It’s not possible to prevent gestational diabetes entirely. However, adopting healthy habits can reduce your chances of developing the condition.

Women who are planning to become pregnant can reduce their risk of developing gestational diabetes by losing excess weight and increasing physical activity levels before they become pregnant, the NIH says.

Once a woman becomes pregnant, she should not try to lose weight, since gaining some weight is necessary for a healthy pregnancy. However, gaining too much weight in pregnancy also increases a woman’s risk for gestational diabetes.
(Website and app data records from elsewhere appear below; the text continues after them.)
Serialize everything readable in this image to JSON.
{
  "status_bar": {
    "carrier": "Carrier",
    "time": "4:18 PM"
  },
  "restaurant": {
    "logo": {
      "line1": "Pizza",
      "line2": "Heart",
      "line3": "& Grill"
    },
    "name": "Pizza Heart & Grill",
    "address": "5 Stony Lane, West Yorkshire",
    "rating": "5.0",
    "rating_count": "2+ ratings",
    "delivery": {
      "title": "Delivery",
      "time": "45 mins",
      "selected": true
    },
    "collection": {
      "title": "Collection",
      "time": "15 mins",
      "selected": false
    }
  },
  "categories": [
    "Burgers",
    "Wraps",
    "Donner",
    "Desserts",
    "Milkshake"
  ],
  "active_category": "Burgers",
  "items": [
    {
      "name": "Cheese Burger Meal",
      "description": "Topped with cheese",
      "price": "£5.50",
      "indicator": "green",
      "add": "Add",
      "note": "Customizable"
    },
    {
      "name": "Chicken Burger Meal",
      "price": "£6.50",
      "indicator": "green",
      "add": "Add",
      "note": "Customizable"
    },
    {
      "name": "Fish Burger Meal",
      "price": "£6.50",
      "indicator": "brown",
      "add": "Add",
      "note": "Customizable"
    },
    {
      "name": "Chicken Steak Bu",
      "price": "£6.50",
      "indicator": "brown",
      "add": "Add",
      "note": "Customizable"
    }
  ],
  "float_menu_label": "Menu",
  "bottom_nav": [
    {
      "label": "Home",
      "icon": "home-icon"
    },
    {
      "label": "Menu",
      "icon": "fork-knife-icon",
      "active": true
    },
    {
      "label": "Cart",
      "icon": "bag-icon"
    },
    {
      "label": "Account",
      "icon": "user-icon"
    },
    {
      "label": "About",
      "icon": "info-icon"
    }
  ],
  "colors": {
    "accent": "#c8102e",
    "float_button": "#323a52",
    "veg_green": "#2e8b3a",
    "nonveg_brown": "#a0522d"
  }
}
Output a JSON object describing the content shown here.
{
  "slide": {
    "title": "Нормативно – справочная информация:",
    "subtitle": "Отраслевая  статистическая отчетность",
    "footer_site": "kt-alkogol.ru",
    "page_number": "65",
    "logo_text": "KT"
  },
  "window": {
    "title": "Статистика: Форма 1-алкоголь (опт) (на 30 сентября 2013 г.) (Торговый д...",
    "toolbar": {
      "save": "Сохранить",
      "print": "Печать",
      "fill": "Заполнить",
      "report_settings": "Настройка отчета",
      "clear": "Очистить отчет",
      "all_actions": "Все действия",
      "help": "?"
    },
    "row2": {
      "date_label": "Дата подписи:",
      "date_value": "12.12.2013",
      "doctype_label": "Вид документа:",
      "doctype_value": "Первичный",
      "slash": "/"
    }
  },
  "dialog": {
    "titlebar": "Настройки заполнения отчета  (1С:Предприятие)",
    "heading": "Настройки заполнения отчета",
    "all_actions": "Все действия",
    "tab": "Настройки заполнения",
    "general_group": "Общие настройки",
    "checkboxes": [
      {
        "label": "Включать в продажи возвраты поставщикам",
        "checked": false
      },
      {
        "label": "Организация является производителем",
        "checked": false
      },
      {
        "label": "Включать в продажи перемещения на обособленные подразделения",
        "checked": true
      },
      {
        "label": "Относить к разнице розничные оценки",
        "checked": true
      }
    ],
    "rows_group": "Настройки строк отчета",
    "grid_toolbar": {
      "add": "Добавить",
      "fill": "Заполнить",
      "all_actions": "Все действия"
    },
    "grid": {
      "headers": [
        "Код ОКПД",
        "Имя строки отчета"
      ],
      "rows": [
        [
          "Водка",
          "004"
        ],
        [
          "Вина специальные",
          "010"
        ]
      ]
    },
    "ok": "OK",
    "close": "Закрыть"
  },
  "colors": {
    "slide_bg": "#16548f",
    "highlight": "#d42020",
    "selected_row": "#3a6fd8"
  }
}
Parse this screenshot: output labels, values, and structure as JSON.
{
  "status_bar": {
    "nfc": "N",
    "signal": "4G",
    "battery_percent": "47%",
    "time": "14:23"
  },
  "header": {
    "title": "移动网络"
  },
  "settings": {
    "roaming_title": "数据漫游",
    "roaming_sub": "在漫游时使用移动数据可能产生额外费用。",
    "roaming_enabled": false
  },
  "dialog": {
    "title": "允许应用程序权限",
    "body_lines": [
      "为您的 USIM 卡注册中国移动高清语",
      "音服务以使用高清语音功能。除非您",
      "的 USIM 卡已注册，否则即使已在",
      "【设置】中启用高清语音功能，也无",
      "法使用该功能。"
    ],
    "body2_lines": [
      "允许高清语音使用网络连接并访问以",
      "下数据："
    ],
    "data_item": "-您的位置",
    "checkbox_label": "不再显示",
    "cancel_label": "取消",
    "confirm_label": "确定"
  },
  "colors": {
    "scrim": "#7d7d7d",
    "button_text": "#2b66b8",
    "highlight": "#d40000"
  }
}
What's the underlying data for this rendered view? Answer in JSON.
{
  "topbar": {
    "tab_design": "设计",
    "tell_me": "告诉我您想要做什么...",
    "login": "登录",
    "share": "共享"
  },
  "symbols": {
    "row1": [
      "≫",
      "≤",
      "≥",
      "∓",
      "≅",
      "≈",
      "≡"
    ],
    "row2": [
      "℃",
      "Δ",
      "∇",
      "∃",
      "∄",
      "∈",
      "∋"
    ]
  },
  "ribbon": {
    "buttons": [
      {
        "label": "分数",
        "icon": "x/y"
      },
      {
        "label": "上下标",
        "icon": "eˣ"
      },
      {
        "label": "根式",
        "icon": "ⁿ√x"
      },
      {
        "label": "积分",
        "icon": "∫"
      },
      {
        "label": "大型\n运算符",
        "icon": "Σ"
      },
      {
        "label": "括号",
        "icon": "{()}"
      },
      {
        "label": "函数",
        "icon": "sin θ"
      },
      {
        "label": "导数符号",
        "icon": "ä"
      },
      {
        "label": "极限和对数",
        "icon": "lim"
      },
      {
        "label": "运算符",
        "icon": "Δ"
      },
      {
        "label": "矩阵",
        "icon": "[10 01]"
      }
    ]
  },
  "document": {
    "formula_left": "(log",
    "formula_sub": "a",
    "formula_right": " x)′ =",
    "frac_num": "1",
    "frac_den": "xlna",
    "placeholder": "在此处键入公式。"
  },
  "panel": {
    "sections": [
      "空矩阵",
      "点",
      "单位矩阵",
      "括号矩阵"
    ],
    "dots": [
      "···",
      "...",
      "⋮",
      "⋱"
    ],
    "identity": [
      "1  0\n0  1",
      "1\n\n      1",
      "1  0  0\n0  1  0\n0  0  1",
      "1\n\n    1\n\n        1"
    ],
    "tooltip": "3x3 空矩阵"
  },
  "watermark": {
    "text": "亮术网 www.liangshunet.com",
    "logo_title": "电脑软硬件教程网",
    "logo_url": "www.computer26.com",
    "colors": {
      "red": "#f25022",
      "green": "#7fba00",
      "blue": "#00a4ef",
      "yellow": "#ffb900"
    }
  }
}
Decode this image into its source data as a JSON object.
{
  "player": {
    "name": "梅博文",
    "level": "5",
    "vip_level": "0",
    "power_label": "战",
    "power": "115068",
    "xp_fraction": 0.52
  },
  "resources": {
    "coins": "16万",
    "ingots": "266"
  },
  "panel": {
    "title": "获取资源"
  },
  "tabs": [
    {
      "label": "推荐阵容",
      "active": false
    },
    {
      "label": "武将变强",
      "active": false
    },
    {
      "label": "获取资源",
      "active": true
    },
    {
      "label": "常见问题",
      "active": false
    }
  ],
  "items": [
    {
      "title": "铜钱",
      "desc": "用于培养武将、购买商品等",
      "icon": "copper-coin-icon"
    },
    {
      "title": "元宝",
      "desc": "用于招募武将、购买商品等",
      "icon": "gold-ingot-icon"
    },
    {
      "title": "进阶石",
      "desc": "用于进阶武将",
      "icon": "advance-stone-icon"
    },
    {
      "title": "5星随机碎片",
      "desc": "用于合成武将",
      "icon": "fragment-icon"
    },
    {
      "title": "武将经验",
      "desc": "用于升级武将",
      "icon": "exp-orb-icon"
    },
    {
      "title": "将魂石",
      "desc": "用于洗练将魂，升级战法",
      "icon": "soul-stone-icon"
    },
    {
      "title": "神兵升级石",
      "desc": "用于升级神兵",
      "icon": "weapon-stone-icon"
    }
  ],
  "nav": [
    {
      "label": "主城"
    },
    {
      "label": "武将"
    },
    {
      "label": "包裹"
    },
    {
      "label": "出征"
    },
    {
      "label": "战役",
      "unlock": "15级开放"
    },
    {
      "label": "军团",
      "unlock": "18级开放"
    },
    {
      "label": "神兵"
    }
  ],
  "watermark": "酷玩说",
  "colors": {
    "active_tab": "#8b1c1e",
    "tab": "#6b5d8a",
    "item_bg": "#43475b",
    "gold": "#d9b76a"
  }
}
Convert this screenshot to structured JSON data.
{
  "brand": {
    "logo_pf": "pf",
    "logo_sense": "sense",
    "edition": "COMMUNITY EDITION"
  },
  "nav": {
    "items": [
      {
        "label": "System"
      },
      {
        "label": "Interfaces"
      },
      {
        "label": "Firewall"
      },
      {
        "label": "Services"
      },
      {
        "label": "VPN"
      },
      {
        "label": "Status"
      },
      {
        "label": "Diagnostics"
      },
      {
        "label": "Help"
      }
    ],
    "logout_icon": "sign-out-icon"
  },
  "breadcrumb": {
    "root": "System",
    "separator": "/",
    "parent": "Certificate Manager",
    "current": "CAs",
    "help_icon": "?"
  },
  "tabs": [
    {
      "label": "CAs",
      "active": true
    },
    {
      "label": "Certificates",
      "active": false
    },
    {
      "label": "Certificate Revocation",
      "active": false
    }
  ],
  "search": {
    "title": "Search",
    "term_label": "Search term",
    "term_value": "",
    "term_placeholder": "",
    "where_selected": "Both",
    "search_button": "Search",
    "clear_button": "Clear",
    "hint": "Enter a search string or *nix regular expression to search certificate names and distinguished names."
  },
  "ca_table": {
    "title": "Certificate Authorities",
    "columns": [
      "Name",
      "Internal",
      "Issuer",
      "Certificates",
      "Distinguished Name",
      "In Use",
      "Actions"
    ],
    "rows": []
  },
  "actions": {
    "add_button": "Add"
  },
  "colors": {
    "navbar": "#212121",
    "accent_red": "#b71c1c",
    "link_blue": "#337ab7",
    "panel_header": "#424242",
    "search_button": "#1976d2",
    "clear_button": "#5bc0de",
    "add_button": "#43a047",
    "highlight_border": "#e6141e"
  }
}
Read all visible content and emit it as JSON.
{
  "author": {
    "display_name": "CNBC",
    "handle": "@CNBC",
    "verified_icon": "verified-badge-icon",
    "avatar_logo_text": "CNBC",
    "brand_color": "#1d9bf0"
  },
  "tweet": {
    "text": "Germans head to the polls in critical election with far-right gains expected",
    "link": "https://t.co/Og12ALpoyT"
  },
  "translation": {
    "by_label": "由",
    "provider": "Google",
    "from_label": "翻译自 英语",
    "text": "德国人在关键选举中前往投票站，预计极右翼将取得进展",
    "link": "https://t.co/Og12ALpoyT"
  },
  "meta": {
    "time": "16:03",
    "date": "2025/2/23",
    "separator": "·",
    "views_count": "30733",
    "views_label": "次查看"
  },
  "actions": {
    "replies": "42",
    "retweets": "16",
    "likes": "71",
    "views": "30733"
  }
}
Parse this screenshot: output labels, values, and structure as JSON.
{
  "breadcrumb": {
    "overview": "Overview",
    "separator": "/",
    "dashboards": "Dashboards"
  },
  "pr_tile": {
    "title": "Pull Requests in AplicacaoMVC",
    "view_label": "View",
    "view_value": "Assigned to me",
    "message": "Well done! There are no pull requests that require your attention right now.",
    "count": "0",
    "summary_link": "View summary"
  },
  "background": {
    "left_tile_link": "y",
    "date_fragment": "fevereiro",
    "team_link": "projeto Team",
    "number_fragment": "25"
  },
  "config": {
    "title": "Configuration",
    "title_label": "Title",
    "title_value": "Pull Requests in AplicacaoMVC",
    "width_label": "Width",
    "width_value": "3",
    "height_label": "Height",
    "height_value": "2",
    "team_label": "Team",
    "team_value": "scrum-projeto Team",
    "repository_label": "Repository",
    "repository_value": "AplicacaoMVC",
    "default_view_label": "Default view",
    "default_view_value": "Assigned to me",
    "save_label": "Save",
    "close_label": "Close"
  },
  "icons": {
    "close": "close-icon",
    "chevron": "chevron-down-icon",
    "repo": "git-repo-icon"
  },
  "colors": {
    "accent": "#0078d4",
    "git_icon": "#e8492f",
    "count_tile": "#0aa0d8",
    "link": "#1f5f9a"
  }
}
That’s why women should speak with their doctor about how much weight to gain in pregnancy, the NIH says.

Women who’ve already had gestational diabetes in pregnancy can reduce their risk of developing type 2 diabetes by eating a healthy diet (with foods high in fiber and low in fat and calories), and staying physically active, according to the Mayo Clinic.

What diet should I eat if I have Gestational Diabetes?

A balanced diet is key to properly managing gestational diabetes. In particular, women with gestational diabetes should pay special attention to their carbohydrate, protein, and fat intake.

Carbohydrates should account for only 40 to 50 percent of your calories each day. Aim to get 20 to 25 percent of your calories from protein and 25 to 35 percent of your calories from fat.

Your doctor will help you determine exactly how many carbohydrates you should eat each day. They may also recommend that you see a registered dietician to help with meal plans.

Healthy carbohydrate choices include:

  • Whole grains
  • Brown rice
  • Beans, peas, lentils, and other legumes
  • Starchy vegetables
  • Protein

Pregnant women should eat at least 60g of protein each day. Good sources of protein include lean meats and poultry, fish, and tofu.


Healthy fats to incorporate into your diet include unsalted nuts, seeds, olive oil, and avocado.

What about fruit?

You can still eat fruit if you have diabetes. You’ll just need to keep track of how much you’re eating.

What foods should you avoid if I have Gestational Diabetes?

You will want to avoid highly processed foods, such as white bread, and, in general, anything that has a lot sugar. For example, you’ll want to be sure to avoid the following:

1. Fast food
2. Alcoholic beverages
3. Baked goods, such as muffins, donuts, or cakes
3. Fried food
4. Sugary drinks, such as soda, juice, and sweetened beverages
5. Candy
6. Very starchy foods, such as white potatoes and white rice.

If you’re unsure, ask your doctor about foods you typically eat. They can help you identify what to avoid.

Additional resources about Gestational Diabetes Finding:

The American Diabetes Association
National Institute of Diabetes and Digestive and Kidney Diseases (NIDDK)
The March of Dimes